As predicted by TechCrunch a month ago, Samsung has bought smart-home startup “SmartThings” that makes household items like locks, lights and windows which are connected to the Internet and provide greater control to the users. The fee is not disclosed by both companies but it is reported that the South Korean company paid about $200 million.
SmartThings works on home automation by manufacturing internet-connected things making homes smart. For example, they provide a camera which can be mounted on the wall. It will detect unexpected movement and send you photos through your Wi-Fi. Similarly, they manufacture windows and doors that send notifications to the house owner when they are opened unexpectedly. Other smart items include thermostat, keys, lights, coffee machine and many others.

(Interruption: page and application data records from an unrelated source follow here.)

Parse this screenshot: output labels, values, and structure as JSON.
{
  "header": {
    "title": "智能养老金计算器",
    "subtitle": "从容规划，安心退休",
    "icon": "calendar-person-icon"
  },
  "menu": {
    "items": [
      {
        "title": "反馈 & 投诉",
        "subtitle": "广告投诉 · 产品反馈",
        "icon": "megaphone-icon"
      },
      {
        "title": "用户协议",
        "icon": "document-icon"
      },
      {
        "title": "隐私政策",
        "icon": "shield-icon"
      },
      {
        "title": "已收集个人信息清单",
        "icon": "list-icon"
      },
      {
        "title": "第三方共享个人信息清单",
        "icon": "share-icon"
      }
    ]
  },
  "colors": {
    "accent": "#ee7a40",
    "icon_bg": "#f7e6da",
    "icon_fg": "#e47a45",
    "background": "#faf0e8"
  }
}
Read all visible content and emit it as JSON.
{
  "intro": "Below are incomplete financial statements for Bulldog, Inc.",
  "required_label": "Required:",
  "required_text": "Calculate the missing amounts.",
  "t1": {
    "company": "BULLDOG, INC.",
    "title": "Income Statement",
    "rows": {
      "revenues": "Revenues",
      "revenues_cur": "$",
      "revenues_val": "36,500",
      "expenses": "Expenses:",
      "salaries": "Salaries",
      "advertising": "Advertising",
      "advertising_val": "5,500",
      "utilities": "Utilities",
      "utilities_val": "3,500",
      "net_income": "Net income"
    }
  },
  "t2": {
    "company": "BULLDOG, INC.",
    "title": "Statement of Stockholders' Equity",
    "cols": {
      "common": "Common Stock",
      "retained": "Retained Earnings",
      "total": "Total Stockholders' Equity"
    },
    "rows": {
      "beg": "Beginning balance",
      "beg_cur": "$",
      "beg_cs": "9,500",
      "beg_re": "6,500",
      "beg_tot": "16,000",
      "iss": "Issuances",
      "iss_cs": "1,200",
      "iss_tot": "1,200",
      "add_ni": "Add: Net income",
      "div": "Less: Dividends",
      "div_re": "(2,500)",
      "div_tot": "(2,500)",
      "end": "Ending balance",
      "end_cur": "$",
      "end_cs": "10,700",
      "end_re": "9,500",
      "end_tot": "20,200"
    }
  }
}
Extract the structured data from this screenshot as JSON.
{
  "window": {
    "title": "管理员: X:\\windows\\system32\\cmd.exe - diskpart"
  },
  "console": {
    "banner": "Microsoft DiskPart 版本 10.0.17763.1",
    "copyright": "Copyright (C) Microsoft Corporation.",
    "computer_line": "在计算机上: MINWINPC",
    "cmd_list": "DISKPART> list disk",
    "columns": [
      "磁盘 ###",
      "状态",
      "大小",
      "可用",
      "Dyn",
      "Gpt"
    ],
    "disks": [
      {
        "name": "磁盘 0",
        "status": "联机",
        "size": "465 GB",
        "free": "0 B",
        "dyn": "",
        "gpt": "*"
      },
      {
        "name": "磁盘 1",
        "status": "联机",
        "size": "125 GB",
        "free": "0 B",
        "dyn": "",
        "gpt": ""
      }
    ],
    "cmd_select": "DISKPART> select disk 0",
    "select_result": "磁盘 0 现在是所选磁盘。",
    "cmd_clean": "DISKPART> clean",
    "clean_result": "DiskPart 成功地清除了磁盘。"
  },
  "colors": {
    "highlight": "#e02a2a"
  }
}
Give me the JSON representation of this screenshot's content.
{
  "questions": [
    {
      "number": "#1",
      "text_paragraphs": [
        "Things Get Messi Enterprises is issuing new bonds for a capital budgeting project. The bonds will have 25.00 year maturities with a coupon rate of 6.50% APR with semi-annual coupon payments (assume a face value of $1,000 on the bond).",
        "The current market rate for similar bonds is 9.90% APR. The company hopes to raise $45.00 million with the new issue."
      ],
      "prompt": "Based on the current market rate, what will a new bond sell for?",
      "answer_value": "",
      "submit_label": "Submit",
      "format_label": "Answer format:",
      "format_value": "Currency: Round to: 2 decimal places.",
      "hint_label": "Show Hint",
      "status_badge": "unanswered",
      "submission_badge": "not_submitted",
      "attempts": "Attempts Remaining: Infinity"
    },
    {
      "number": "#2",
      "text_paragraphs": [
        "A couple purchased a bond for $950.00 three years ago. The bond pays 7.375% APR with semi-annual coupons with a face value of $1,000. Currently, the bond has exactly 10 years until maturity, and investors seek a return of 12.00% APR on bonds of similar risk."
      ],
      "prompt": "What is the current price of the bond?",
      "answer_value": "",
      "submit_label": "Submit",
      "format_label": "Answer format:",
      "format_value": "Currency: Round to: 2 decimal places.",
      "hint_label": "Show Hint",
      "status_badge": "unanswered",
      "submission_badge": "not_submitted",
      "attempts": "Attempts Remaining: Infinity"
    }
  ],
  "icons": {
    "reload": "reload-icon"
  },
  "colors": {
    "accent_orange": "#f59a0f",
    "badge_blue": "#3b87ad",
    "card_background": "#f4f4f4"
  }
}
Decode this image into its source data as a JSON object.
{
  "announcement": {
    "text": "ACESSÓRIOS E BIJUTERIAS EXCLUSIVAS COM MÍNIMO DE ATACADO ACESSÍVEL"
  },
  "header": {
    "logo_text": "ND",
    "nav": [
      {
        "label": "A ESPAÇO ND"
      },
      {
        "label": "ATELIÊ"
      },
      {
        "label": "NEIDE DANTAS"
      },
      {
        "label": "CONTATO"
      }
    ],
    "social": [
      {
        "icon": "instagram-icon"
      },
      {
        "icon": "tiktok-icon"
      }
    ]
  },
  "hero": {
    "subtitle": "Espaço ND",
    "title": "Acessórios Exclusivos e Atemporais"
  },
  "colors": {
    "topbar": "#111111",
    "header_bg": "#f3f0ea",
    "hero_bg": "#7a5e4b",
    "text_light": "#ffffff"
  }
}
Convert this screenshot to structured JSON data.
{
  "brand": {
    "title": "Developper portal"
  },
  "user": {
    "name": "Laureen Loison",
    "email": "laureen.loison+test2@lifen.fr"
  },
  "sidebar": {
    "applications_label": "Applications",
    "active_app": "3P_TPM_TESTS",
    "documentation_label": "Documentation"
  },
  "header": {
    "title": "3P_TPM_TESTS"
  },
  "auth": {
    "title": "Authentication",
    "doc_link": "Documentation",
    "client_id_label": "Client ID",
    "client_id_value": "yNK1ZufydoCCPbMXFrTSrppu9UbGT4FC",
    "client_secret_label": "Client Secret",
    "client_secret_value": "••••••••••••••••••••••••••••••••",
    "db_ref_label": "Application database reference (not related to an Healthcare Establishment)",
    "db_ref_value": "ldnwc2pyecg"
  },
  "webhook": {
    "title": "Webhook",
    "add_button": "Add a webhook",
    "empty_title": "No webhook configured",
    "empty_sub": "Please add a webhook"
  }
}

SmartThings has raised over $15 million from investors including First Round Capital, SV Angel, David Tisch, Lerer Ventures, A-Grade Investments, Highland Capital, CrunchFund, Greylock, Box Group, and Yuri Milner’s Start Fund.
Samsung’s newly bought startup will still operate independently under CEO and founder of SmartThings Alex Hawkinson. As a result of the deal between the two companies, most of the operations of SmartThings will be moved to Palo Alto, California from Washington, D.C., San Francisco and Minnesota.
It is believed that Samsung has bought this startup to compete with Google’s Nest and Apple’s HomeKit. Samsung has seen decline in sales recently and has realized that depending on smartphones and other electronic devices is not enough. They need a strong startup with future in need of marketing. So SmartThings is the perfect match for them.
“SmartThings sells kits, for just under $200, that include a basic router and small adhesive sensors. The sensors attach to various objects in your home and, ultimately, connect to your Wi-Fi network. You then control those appliances with the SmartThings iPhone app. But SmartThings is more than just things; it’s a platform, one that Hawkinson believes should be as open as possible,” wrote Lauren Goode, the creator of SmartThings.
Samsung realized the importance of open platform that the startup offers and it is one of the reasons why Samsung went after it. An open platform evolves more rapidly than other platforms because it lets everyone develop apps for their use, like Android.
“We want to build a completely open platform,” said Hawkinson, who seems happy after the deal struck between both companies.
The deal is good for SmartThings too as it is now competing with even bigger players like Google and Apple.
Google acquired a similar startup called Nest earlier this year for $3.2 billion.